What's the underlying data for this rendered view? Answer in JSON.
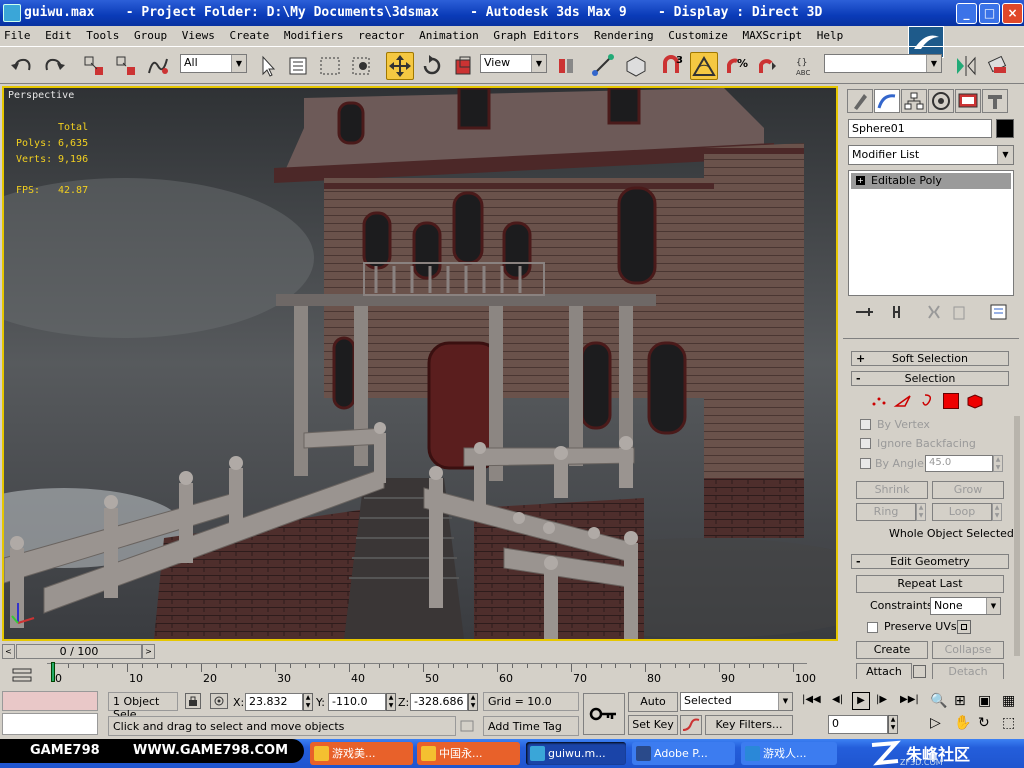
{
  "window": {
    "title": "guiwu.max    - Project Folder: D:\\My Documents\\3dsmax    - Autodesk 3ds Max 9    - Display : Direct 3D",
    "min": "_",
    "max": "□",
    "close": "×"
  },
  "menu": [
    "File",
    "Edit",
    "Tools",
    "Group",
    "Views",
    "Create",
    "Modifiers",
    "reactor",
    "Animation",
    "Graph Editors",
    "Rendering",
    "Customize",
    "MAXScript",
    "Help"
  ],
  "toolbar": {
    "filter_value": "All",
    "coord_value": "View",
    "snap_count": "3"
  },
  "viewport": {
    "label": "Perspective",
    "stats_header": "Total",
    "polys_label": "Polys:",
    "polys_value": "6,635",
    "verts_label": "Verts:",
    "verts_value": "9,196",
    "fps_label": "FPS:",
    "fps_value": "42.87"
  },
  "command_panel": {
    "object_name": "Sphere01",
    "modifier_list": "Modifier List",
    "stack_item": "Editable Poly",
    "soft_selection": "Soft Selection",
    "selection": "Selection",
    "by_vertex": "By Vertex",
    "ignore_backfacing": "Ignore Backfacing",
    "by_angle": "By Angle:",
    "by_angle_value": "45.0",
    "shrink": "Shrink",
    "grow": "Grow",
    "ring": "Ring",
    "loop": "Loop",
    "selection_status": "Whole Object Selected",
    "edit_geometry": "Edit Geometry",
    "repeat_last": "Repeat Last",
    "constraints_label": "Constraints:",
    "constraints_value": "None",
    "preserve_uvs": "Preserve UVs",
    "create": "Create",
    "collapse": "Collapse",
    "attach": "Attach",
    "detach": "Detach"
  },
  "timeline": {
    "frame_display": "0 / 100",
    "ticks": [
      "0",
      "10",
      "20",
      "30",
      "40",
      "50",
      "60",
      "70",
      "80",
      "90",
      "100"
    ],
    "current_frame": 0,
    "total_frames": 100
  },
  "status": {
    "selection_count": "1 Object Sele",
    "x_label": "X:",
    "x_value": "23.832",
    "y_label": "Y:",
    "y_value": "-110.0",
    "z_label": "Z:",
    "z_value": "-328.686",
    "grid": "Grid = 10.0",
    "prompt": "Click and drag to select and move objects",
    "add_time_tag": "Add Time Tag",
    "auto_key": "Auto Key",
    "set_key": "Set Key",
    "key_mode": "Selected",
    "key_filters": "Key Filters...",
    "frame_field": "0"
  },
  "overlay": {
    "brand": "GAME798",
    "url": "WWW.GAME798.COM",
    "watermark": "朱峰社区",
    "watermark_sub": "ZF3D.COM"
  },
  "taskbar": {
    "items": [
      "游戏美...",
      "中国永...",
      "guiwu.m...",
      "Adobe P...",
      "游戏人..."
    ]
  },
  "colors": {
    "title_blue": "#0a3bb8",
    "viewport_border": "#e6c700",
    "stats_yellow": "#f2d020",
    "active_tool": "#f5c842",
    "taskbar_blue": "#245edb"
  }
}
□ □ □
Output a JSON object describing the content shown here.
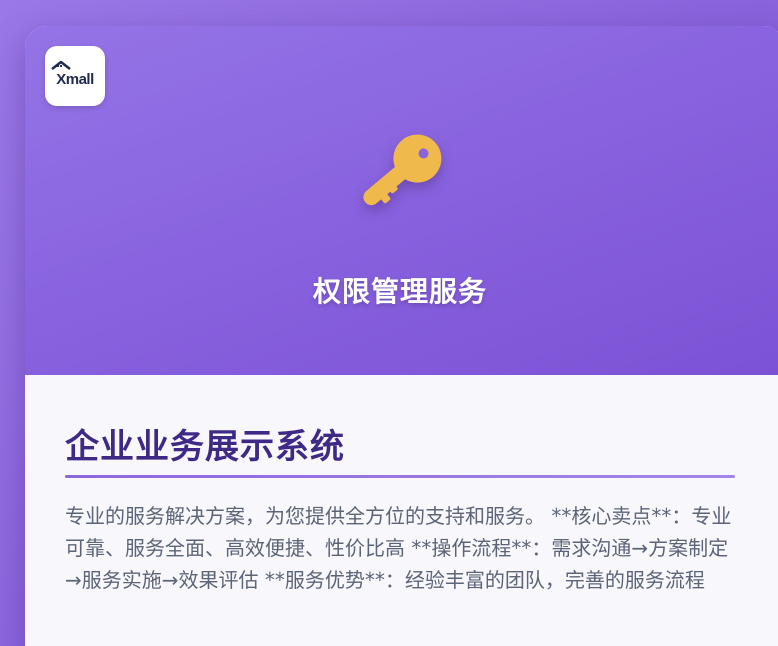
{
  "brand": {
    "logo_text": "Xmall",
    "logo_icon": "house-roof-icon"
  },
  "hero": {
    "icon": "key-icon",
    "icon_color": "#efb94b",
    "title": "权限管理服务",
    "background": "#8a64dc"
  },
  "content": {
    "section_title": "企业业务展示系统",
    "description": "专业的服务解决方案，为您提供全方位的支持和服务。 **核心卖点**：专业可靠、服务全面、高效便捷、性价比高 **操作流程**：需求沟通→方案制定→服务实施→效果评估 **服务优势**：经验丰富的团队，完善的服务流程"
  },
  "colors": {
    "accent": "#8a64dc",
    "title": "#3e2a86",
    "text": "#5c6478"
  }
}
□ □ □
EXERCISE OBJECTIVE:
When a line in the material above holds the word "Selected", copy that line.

RESPONSE BOX:
    "selection_status": "Whole Object Selected",
    "key_mode": "Selected",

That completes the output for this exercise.